Material supplied:
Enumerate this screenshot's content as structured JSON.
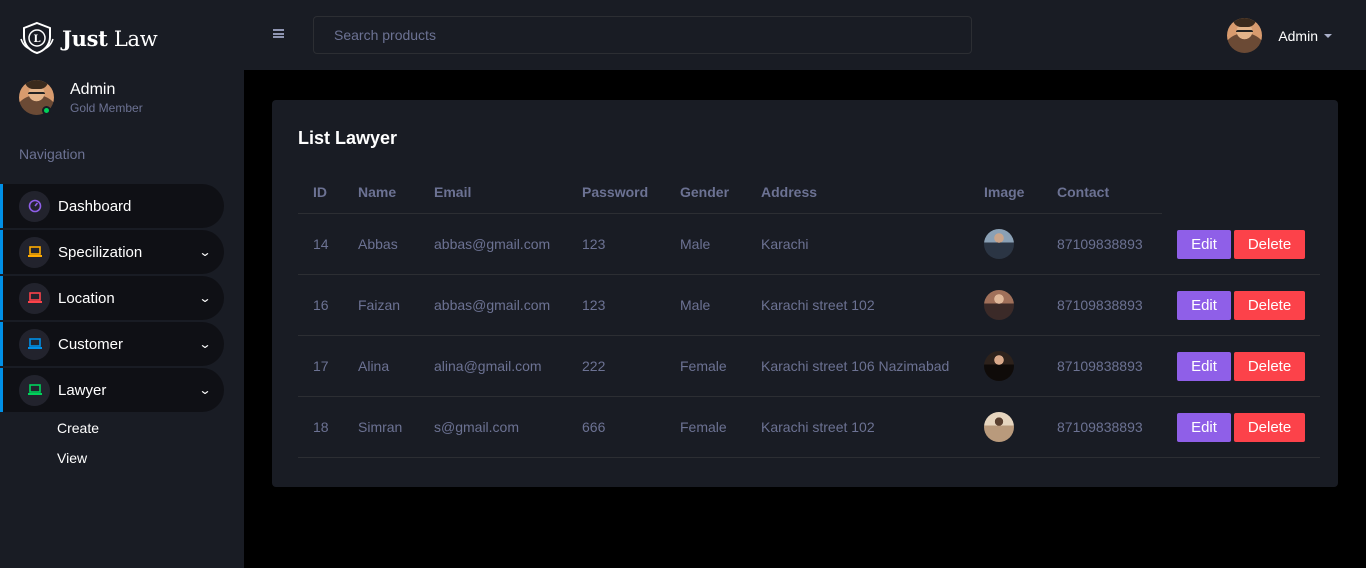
{
  "brand": {
    "bold": "Just",
    "light": " Law"
  },
  "profile": {
    "name": "Admin",
    "role": "Gold Member"
  },
  "nav": {
    "caption": "Navigation",
    "items": [
      {
        "label": "Dashboard",
        "icon": "speedometer-icon",
        "color": "#8f5fe8"
      },
      {
        "label": "Specilization",
        "icon": "laptop-icon",
        "color": "#ffab00"
      },
      {
        "label": "Location",
        "icon": "laptop-icon",
        "color": "#fc424a"
      },
      {
        "label": "Customer",
        "icon": "laptop-icon",
        "color": "#0090e7"
      },
      {
        "label": "Lawyer",
        "icon": "laptop-icon",
        "color": "#00d25b"
      }
    ],
    "sub_items": [
      {
        "label": "Create"
      },
      {
        "label": "View"
      }
    ]
  },
  "topbar": {
    "search_placeholder": "Search products",
    "user_name": "Admin"
  },
  "card": {
    "title": "List Lawyer",
    "columns": [
      "ID",
      "Name",
      "Email",
      "Password",
      "Gender",
      "Address",
      "Image",
      "Contact"
    ],
    "rows": [
      {
        "id": "14",
        "name": "Abbas",
        "email": "abbas@gmail.com",
        "password": "123",
        "gender": "Male",
        "address": "Karachi",
        "contact": "87109838893"
      },
      {
        "id": "16",
        "name": "Faizan",
        "email": "abbas@gmail.com",
        "password": "123",
        "gender": "Male",
        "address": "Karachi street 102",
        "contact": "87109838893"
      },
      {
        "id": "17",
        "name": "Alina",
        "email": "alina@gmail.com",
        "password": "222",
        "gender": "Female",
        "address": "Karachi street 106 Nazimabad",
        "contact": "87109838893"
      },
      {
        "id": "18",
        "name": "Simran",
        "email": "s@gmail.com",
        "password": "666",
        "gender": "Female",
        "address": "Karachi street 102",
        "contact": "87109838893"
      }
    ],
    "edit_label": "Edit",
    "delete_label": "Delete"
  },
  "colors": {
    "edit": "#8f5fe8",
    "delete": "#fc424a",
    "accent": "#0090e7",
    "online": "#00d25b"
  }
}
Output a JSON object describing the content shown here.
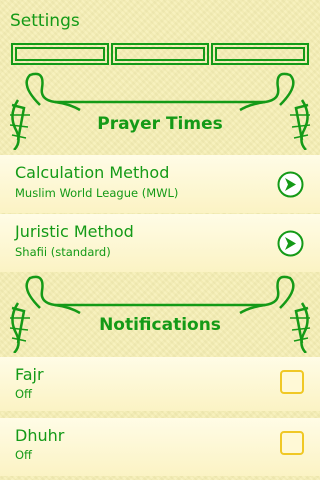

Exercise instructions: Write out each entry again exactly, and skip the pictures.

Result of this task:
Enumerate this screenshot's content as structured JSON.
{
  "brand": {
    "bold": "Just",
    "light": " Law"
  },
  "profile": {
    "name": "Admin",
    "role": "Gold Member"
  },
  "nav": {
    "caption": "Navigation",
    "items": [
      {
        "label": "Dashboard",
        "icon": "speedometer-icon",
        "color": "#8f5fe8"
      },
      {
        "label": "Specilization",
        "icon": "laptop-icon",
        "color": "#ffab00"
      },
      {
        "label": "Location",
        "icon": "laptop-icon",
        "color": "#fc424a"
      },
      {
        "label": "Customer",
        "icon": "laptop-icon",
        "color": "#0090e7"
      },
      {
        "label": "Lawyer",
        "icon": "laptop-icon",
        "color": "#00d25b"
      }
    ],
    "sub_items": [
      {
        "label": "Create"
      },
      {
        "label": "View"
      }
    ]
  },
  "topbar": {
    "search_placeholder": "Search products",
    "user_name": "Admin"
  },
  "card": {
    "title": "List Lawyer",
    "columns": [
      "ID",
      "Name",
      "Email",
      "Password",
      "Gender",
      "Address",
      "Image",
      "Contact"
    ],
    "rows": [
      {
        "id": "14",
        "name": "Abbas",
        "email": "abbas@gmail.com",
        "password": "123",
        "gender": "Male",
        "address": "Karachi",
        "contact": "87109838893"
      },
      {
        "id": "16",
        "name": "Faizan",
        "email": "abbas@gmail.com",
        "password": "123",
        "gender": "Male",
        "address": "Karachi street 102",
        "contact": "87109838893"
      },
      {
        "id": "17",
        "name": "Alina",
        "email": "alina@gmail.com",
        "password": "222",
        "gender": "Female",
        "address": "Karachi street 106 Nazimabad",
        "contact": "87109838893"
      },
      {
        "id": "18",
        "name": "Simran",
        "email": "s@gmail.com",
        "password": "666",
        "gender": "Female",
        "address": "Karachi street 102",
        "contact": "87109838893"
      }
    ],
    "edit_label": "Edit",
    "delete_label": "Delete"
  },
  "colors": {
    "edit": "#8f5fe8",
    "delete": "#fc424a",
    "accent": "#0090e7",
    "online": "#00d25b"
  }
}
Output a JSON object describing the content shown here.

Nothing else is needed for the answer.